Given that it is seemingly impossible to keep him out of the news, it probably comes as no surprise that the shortlist for the 2015 Cricket Society and MCC Book of the Year Award contains two books about Kevin Pietersen.

His own, highly controversial autobiography KP is one. The other is journalist Simon Wilde’s excellent and rather more balanced portrait, simply entitled: On Pietersen.
Challenging those two titles for the £3,000 first prize will be Chris Waters, who is seeking to win the award for a second time with 10 for 10: Hedley Verity and the Story of Cricket's Greatest Bowling Feat.  The Yorkshire Post cricket writer won in 2012 with Fred Trueman: The Authorised Biography.

Were 10 for 10 to emerge as the judges' choice there would be echoes of the 1986 success enjoyed by Alan Hill with Hedley Verity: A Portrait of a Cricketer.

Also on the shortlist are Christopher Sandford's poignant work The Final Over: The Cricketers of Summer 1914, which looks at the impact of the First World War on the game as a whole and for the individual players who went to fight.

From a longlist of 16, Dan Waddell makes the cut with Field of Shadows: The English Cricket Tour of Nazi Germany 1937, as does Peter Oborne's splendid Wounded Tiger: A History of Cricket in Pakistan.

Chair of judges Vic Marks said: “There are some good books here and my panel of wise judges will have much to discuss at our final meeting. It will be a lot closer than England’s matches at the recent World Cup. I am sure we will settle on a worthy winner."
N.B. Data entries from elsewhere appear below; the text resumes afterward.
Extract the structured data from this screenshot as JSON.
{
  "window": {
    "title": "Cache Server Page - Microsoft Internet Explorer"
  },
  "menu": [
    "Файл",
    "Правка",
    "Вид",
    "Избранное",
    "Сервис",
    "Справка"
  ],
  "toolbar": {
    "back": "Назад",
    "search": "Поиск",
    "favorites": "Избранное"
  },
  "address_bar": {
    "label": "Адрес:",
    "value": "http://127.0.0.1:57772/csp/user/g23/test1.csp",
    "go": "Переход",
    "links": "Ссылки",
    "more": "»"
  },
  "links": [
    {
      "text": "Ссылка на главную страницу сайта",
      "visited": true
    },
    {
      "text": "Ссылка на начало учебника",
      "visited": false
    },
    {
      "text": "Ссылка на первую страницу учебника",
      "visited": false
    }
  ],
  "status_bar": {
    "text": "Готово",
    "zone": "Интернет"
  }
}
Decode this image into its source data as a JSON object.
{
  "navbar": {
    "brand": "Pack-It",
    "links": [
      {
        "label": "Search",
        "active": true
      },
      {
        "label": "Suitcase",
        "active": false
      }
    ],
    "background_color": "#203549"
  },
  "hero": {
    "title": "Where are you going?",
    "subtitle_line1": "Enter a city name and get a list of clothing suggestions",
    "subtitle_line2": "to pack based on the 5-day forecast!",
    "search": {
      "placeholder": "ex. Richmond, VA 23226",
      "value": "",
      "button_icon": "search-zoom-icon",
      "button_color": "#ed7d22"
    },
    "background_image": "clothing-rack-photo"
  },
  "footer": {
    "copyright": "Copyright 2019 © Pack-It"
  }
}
The competition, run by the Cricket Society since 1970 and in partnership with MCC since 2009, is for books nominated by MCC and Cricket Society Members, and is highly regarded by writers and publishers. Last year’s winner was debutant cricket author and political editor of The Economist, James Astill, for his book about Indian cricket in a wider national context - The Great Tamasha: Cricket, Corruption and the Turbulent Rise of Modern India. Australian Gideon Haigh won in 2013 for On Warne, his book about Shane Warne.

The £3,000 prize for the winner, and certificates for all the shortlisted books, will be presented at an awards evening in the Long Room at Lord’s on Tuesday May 12.

The six books on the shortlist (alphabetically by author):

The other ten books considered (alphabetically by author) were:
Hubert Doggart's Cricket's Bounty (Phillimore)
Bill Francis’s Cricket’s Mystery Man, The Story of Sydney Gordon Smith (via Ronald Cardwell)
David Frith's Frith's Encounters (Von Krumm Publishing)
Pete Langman’s The Country House Cricketer (Marvelhouse Words; all profits to Parkinson’s research)
Antony Littlewood’s W.E. Astill (ACS)
Andrew Murtagh's Touched by Greatness: the story of Tom Graveney (Pitch Publishing)
Roger Packham, Nicholas Sharp, Phil Barnes and Jon Filby’s A Pictorial History of Sussex County Cricket Club (Sussex CCC)
Scott Reeves’s The Champion Band: The First English Cricket Tour (Chequered Flag Publishing)
Andrew Renshaw’s Wisden on the Great War: The Lives of cricket’s fallen 1914-1918 (Bloomsbury)
James Wilson’s Court and Bowled: Tales of Cricket and the Law (Wildy and Sons Ltd)

In addition to Vic Marks, the other judges are David Kynaston and Stephen Fay for the MCC,  John Symons and Chris Lowe for the Cricket Society.